= Input material =
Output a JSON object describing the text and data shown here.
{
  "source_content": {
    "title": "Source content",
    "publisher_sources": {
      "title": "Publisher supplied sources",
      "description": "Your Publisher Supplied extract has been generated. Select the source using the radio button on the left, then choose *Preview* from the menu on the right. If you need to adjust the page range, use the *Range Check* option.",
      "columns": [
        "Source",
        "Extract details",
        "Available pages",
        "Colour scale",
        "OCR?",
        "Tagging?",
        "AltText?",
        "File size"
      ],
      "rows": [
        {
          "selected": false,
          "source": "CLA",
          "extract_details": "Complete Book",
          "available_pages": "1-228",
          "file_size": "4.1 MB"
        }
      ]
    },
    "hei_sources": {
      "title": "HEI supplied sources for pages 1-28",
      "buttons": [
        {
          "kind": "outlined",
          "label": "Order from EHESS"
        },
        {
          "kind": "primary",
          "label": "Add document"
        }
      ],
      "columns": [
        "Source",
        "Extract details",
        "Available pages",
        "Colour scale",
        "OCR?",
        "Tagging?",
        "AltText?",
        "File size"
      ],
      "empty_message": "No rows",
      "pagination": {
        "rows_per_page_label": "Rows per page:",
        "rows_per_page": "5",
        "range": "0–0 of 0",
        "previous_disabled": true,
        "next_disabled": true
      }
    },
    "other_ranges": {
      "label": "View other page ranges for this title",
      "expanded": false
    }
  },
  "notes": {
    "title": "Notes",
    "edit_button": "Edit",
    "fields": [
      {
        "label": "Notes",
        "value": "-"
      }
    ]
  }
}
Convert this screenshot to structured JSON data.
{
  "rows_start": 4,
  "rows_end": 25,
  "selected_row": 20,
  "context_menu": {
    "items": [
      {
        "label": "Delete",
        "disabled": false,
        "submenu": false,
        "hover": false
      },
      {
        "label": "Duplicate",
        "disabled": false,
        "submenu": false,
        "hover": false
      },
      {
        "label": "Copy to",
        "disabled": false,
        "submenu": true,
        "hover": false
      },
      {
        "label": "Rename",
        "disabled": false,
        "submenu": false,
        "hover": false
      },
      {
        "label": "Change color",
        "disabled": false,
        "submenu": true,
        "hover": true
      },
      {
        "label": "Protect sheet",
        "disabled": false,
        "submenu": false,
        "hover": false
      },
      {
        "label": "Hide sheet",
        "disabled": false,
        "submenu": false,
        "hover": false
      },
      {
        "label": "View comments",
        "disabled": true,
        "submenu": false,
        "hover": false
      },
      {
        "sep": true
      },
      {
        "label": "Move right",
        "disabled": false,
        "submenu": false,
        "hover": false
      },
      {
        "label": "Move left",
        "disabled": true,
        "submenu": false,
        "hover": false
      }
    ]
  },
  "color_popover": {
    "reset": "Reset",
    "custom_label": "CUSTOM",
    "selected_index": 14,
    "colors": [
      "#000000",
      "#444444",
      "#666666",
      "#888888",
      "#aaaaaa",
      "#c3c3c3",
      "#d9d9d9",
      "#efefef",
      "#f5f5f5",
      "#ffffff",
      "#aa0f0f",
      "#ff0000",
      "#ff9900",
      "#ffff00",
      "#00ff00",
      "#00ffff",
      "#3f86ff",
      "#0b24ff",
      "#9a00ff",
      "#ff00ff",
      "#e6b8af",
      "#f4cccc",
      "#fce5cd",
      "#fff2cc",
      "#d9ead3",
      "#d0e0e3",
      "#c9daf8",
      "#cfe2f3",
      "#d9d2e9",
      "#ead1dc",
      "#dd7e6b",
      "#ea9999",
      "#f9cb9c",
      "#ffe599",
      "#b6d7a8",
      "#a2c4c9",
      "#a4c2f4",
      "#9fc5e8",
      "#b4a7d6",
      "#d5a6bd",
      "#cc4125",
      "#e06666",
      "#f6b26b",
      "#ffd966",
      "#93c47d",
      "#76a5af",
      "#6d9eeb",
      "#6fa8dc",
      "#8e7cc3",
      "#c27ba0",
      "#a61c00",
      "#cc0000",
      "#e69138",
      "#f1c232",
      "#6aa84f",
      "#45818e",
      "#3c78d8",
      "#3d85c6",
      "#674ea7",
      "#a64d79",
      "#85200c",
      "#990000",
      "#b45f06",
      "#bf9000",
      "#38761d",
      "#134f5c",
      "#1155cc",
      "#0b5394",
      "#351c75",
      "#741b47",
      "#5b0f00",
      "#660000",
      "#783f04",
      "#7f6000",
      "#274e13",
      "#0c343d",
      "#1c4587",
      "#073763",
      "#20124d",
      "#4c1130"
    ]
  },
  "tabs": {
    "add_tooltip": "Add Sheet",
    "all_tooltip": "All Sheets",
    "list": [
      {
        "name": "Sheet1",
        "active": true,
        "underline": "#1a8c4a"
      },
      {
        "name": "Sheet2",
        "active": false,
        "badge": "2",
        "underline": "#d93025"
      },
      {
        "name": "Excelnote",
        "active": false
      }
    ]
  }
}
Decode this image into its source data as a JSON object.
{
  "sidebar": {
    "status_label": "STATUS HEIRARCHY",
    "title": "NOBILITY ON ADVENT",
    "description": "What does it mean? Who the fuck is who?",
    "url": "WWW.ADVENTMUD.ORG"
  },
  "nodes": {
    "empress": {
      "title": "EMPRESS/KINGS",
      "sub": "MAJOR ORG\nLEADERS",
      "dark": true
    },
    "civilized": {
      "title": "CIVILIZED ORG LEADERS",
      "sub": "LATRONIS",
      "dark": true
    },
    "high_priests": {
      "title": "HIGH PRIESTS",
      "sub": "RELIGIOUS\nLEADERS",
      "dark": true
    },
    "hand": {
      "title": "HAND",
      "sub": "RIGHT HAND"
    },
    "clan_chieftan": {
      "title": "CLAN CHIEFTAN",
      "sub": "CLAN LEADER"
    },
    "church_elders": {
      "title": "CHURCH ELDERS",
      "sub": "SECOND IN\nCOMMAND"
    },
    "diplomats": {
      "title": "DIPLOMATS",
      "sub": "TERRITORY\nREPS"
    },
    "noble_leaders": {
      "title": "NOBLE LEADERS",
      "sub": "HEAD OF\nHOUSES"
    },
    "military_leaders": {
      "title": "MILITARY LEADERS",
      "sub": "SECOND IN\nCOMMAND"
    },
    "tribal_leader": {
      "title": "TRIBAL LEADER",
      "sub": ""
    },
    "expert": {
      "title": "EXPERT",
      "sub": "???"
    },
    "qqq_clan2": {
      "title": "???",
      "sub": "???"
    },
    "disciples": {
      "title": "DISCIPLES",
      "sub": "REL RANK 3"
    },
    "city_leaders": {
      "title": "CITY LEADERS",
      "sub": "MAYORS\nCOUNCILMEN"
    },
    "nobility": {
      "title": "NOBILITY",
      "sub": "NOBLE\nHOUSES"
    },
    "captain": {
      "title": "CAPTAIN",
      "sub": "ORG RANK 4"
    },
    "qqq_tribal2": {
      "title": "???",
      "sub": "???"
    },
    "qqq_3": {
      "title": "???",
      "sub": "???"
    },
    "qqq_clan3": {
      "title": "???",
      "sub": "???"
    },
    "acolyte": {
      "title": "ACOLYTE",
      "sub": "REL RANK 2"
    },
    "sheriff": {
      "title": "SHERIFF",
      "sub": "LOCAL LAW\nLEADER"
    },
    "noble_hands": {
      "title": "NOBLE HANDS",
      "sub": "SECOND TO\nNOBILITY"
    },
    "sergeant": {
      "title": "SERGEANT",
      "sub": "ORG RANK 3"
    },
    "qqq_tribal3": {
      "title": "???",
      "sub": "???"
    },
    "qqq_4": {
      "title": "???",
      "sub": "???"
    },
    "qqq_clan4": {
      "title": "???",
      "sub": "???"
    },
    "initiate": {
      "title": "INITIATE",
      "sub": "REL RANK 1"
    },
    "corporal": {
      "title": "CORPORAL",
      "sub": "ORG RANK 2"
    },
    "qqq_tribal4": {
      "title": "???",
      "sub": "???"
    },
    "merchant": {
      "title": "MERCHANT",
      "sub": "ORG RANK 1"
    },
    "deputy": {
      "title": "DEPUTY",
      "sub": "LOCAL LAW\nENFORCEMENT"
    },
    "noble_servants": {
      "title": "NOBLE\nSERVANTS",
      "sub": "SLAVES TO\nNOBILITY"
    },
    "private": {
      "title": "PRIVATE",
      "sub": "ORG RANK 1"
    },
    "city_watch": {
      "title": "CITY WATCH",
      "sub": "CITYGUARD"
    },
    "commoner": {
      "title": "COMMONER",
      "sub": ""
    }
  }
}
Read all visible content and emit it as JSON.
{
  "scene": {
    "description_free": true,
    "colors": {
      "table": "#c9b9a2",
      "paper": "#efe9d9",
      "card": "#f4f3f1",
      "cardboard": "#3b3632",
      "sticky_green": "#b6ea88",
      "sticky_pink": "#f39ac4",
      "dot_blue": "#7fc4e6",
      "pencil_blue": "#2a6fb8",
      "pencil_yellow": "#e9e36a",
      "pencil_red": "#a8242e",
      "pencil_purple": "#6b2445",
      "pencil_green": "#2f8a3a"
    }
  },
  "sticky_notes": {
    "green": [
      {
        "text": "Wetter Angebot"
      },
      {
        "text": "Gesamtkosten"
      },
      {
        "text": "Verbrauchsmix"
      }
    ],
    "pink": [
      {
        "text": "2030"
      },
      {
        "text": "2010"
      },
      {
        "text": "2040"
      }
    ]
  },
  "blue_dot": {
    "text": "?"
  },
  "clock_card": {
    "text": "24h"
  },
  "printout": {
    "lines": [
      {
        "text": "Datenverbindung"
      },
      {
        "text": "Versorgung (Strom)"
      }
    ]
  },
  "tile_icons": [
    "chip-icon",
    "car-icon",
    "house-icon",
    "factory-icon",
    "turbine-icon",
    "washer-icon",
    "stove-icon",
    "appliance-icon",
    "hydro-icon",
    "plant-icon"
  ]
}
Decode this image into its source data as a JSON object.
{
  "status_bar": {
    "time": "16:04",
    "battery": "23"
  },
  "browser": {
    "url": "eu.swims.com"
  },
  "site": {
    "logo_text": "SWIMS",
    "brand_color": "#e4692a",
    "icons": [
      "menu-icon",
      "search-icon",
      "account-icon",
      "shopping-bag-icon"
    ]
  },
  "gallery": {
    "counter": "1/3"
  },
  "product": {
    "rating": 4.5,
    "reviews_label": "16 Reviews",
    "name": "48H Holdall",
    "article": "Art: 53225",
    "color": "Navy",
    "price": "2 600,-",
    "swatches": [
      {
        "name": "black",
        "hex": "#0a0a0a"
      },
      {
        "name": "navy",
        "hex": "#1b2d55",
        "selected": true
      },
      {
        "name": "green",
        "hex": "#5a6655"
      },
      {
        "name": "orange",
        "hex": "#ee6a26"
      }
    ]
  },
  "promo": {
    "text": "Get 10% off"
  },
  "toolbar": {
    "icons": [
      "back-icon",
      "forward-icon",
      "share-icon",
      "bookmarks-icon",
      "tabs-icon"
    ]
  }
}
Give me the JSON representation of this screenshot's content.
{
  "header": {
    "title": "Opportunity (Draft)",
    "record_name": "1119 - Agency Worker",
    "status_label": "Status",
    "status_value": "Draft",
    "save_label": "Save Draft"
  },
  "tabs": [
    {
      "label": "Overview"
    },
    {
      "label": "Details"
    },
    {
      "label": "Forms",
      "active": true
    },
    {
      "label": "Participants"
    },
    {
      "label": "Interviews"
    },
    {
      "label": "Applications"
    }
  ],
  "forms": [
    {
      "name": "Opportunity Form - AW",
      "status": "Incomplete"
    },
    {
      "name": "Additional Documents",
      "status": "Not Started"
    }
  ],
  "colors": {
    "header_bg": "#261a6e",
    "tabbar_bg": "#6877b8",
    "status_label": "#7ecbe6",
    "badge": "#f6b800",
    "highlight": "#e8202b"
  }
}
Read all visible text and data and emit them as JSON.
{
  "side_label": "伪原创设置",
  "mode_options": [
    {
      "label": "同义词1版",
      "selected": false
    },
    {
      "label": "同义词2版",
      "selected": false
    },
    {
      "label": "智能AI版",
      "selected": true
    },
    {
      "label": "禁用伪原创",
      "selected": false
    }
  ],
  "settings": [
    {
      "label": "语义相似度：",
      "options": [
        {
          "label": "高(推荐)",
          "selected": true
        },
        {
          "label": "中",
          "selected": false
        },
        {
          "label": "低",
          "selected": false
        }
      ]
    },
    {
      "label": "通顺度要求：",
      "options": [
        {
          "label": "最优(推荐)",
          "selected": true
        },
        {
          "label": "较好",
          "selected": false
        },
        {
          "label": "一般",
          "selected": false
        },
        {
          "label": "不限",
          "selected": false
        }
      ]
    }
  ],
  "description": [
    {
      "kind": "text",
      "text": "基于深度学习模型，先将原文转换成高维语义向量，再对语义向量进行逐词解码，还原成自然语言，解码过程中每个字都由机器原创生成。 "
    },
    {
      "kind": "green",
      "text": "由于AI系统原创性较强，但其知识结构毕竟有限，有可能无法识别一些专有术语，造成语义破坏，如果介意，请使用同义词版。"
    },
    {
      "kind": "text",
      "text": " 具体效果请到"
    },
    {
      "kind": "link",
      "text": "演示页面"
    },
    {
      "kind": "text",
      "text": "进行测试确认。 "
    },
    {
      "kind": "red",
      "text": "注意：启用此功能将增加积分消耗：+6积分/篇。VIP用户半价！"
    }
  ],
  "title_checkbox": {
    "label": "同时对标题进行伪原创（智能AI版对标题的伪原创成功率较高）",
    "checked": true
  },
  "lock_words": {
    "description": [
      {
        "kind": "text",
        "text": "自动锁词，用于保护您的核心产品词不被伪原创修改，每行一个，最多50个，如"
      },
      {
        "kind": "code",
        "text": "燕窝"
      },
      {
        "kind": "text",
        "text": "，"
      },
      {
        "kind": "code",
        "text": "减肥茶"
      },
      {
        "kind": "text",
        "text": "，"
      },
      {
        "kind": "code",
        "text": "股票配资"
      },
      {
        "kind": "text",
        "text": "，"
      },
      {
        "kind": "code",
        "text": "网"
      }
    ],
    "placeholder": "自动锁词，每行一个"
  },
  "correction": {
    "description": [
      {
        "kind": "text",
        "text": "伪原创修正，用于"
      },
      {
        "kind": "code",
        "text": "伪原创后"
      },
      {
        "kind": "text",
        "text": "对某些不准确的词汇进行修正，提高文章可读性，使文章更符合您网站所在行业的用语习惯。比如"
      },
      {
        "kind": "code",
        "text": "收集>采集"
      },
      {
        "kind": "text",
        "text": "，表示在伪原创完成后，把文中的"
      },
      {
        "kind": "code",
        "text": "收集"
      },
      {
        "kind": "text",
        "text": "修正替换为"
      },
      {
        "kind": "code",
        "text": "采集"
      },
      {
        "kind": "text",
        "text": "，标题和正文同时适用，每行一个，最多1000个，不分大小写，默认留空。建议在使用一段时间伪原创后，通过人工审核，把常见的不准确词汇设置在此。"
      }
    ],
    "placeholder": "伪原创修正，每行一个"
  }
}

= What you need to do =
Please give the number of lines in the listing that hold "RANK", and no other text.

= Completed task =
8